“The cost of doing business is going up,” he said, citing higher prices for fuel, technology, equipment upkeep, and medical care and meals for prisoners.
Meanwhile, Metts is “pushing our people to the limit” to do more with less, he said.
“We can only continue to get by so long,” Paavel said. “We don’t want to take a step backwards.”
Replacing vehicles and equipment is on hold during the next year to scrape by, he said.
Metts sought to add nearly 130 deputies by 2020, bringing the total to about 375.
In the past two years, he received council approval to add nine, less than a third of what he sought. A half dozen more deputies were added as school resource officers, with schools paying the tab for that protection.
More deputies are vital to handle increasing calls for help and to lower response time to 10 minutes from 15, he has said. He also wants to open a DNA analysis laboratory to speed up detection of evidence.

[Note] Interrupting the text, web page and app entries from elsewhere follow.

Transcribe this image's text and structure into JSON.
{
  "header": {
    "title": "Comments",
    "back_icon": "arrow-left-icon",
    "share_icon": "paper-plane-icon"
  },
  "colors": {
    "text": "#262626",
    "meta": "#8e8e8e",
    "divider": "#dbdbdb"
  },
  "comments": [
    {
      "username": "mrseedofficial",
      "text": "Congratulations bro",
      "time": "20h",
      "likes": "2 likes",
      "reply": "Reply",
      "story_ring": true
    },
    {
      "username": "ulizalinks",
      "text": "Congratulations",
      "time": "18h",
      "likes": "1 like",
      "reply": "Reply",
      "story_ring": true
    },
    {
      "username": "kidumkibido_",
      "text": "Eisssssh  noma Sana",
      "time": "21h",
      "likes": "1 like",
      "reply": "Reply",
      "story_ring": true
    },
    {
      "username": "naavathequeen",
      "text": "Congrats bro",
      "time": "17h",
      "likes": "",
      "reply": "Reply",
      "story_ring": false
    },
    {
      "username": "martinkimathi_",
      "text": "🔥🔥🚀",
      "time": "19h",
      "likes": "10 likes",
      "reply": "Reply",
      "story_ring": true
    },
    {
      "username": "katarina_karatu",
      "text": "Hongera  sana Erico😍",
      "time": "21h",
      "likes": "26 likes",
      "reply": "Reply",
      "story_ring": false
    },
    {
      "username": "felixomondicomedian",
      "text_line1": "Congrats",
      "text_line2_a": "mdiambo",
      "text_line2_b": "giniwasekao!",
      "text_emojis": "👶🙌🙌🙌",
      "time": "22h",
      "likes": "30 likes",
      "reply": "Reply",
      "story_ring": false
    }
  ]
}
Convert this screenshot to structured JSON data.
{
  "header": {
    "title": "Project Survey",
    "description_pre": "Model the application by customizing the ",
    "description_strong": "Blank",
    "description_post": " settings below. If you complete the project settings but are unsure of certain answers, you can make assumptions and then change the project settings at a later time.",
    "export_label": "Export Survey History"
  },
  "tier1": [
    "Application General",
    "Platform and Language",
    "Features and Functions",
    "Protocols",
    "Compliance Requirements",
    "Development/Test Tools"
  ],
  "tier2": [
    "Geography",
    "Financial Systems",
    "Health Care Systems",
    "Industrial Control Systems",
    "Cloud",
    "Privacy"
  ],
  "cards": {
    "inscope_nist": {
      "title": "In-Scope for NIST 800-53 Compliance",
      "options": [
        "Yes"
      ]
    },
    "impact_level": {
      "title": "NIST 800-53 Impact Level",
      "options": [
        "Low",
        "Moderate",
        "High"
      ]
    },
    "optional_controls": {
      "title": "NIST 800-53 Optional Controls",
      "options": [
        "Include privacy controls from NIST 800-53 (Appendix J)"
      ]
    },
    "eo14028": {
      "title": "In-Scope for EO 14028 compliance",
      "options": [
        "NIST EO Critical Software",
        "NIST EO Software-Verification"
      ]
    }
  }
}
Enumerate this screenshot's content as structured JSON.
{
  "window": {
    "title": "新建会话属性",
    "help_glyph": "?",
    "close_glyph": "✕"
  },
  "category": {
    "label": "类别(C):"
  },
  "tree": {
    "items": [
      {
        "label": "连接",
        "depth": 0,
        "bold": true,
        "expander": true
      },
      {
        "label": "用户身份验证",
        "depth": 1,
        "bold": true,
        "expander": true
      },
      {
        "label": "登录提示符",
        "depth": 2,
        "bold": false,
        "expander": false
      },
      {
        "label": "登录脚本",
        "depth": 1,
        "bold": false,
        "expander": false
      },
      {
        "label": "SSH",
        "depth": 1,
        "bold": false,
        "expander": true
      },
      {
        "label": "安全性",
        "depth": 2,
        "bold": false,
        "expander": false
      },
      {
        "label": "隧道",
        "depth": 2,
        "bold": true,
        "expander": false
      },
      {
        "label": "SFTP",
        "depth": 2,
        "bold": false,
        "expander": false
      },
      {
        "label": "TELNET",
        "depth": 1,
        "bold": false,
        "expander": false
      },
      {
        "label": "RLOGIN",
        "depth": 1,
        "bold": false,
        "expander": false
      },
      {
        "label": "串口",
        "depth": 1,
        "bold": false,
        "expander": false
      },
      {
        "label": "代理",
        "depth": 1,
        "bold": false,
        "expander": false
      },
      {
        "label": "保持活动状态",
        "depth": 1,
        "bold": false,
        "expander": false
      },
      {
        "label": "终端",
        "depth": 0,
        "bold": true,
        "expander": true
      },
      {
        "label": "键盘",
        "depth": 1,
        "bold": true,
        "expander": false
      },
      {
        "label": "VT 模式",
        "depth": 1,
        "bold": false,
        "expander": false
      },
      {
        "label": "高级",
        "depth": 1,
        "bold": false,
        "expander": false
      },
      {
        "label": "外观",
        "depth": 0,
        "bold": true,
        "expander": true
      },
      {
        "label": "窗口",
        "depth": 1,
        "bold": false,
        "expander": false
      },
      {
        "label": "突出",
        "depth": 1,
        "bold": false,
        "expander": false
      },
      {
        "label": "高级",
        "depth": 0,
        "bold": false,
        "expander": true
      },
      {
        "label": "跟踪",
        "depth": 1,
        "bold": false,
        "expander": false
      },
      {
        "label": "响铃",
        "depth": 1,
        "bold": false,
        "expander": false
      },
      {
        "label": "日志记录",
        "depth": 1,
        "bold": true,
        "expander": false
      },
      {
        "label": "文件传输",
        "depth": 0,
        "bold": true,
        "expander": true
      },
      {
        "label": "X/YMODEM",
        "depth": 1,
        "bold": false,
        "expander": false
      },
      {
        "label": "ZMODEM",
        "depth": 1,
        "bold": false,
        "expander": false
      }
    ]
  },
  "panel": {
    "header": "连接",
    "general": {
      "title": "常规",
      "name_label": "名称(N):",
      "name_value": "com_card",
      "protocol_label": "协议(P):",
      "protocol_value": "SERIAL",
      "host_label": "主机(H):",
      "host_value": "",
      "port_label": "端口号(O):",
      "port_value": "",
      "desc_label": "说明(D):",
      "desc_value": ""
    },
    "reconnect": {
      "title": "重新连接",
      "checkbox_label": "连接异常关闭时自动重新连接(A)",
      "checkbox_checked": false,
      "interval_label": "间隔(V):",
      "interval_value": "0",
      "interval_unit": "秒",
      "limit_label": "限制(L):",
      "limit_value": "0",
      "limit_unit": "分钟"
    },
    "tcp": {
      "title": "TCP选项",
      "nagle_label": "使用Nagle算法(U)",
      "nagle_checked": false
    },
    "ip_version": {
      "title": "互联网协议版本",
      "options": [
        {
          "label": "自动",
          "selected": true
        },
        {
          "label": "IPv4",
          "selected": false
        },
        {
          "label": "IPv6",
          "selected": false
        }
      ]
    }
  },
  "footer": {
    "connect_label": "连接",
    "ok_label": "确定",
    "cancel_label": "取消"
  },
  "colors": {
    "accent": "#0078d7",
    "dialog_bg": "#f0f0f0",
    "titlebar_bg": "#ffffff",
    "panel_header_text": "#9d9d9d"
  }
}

Other public safety officials pleaded for 10 more firefighters, 10 more paramedics and four more 911 emergency dispatchers – increases they said are necessary as calls for assistance increase.
Those are “things we actually need” but money for them is scarce, Jeffcoat said.
The maximum tax increase allowed under a state cap is slightly less than $10 on a home valued at $100,000 for taxes.
That would produce about $2.4 million extra, less than half of what’s needed to pay for the public safety staff increases wanted.
In addition, public works officials are seeking to pave more dirt roads at a cost of $4.5 million.
No property tax hike is included so far in a $112.4 million spending plan for the year starting July 1 that is taking shape.
Council members gave no hint if it that is likely, with Councilman Todd Cullum of Cayce saying it will be “pick and choose” among many worthy requests.